So that’s the microbiome on the right road but antibiotic use can create inflammation in the gut itself that can include the barrier of the gut and tissue known as GALT (gut associated lymphoid tissue), so try adding in foods that are going to have some kind of soothing and repairing effect. These would be those that are rich in glycine, a type of amino acid that helps to support and rebuild this tissue. You can find this in most animal protein sources such as organic meat/poultry and organic eggs as well as plant-based sources in beans, pulses and cabbage – sauerkraut (fermented cabbage) packs in those extra bacteria too. And bone broth might be a bit trendy with the hipsters at the mo but it has been used centuries over to boost the immune system and support the gut (80% of our immune system is located there FYI). This is because it contains glycine as well as other gut soothing substances such as proline and collagen that are important nutrients for repair or tissue. So if you can whip up a batch of the organic stuff (make sure it is organic) and add as a base to a veggie soup with a side of sourdough and unpasteurised cheese you have a bit of a triple threat right there for getting your gut back on track.

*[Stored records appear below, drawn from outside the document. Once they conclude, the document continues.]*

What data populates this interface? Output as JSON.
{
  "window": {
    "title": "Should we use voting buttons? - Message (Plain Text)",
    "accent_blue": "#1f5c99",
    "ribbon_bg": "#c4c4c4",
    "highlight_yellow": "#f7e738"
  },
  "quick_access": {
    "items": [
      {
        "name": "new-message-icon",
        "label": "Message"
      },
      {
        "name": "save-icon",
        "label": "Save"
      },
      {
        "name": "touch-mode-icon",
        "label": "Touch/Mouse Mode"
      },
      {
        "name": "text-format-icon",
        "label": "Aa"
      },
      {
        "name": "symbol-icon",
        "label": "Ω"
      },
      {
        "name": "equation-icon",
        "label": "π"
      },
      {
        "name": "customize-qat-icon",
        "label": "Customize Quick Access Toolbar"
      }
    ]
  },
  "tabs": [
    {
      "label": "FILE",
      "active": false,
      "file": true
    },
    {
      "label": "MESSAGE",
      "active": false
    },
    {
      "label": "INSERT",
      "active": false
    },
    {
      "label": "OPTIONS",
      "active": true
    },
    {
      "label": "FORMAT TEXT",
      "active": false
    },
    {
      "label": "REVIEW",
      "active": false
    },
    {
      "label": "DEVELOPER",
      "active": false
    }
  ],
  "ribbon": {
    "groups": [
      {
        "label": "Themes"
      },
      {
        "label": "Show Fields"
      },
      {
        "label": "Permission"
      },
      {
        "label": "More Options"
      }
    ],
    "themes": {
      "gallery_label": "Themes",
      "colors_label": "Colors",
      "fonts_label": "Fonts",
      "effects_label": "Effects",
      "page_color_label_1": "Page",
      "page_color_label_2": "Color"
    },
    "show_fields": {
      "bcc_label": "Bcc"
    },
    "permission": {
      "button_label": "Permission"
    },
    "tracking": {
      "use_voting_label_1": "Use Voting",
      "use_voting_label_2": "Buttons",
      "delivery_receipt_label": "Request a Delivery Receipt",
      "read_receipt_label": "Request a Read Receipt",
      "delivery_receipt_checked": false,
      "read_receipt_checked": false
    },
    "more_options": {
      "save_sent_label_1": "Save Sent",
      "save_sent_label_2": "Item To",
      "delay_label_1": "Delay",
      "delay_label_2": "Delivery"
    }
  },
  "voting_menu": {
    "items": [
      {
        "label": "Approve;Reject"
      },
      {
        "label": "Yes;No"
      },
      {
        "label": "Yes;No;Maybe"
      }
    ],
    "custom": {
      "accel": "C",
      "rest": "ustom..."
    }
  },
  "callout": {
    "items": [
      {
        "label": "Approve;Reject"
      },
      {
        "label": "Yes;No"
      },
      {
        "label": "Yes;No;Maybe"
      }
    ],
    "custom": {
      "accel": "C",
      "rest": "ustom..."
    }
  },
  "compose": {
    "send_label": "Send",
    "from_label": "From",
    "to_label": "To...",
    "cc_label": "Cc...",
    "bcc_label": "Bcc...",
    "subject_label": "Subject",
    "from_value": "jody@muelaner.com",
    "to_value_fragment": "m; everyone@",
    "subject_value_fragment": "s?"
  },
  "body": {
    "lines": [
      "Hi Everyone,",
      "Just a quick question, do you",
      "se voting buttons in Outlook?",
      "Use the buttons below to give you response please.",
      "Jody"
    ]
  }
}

As a final parting note if you are coming off the back of a course of antibiotics chances are that you needed them for something pretty significant so make sure that you have plenty of rest and don’t just fling yourself back into the big wide world. Stress alone can create inflammation in the gut and slow the process of recovery so wind it down, put your feet up and give your gut a good time to rest + digest too.
Ruth, J & Field, CJ ‘The immune modifying effects of amino acids on gut-associated lymphoid tissue’ J Anim Sci Biotechnolem>. 2013; 4(1): 27.
Johnson et al ‘Prebiotics Modulate the Effects of Antibiotics on Gut Microbial Diversity and Functioning in Vitro’ Nutrients.2015 Jun 4;7(6):4480-97. doi: 10.3390/nu7064480.https://www.ncbi.nlm.nih.gov/pubmed/26053617
Marco et al ‘Health benefits of fermentedfoods:microbiotaand beyond’ Curr Opin Biotechnol.2017 Apr;44:94-102. doi: 10.1016/j.copbio.2016.11.010. Epub 2016 Dec 18.https://www.ncbi.nlm.nih.gov/pubmed/27998788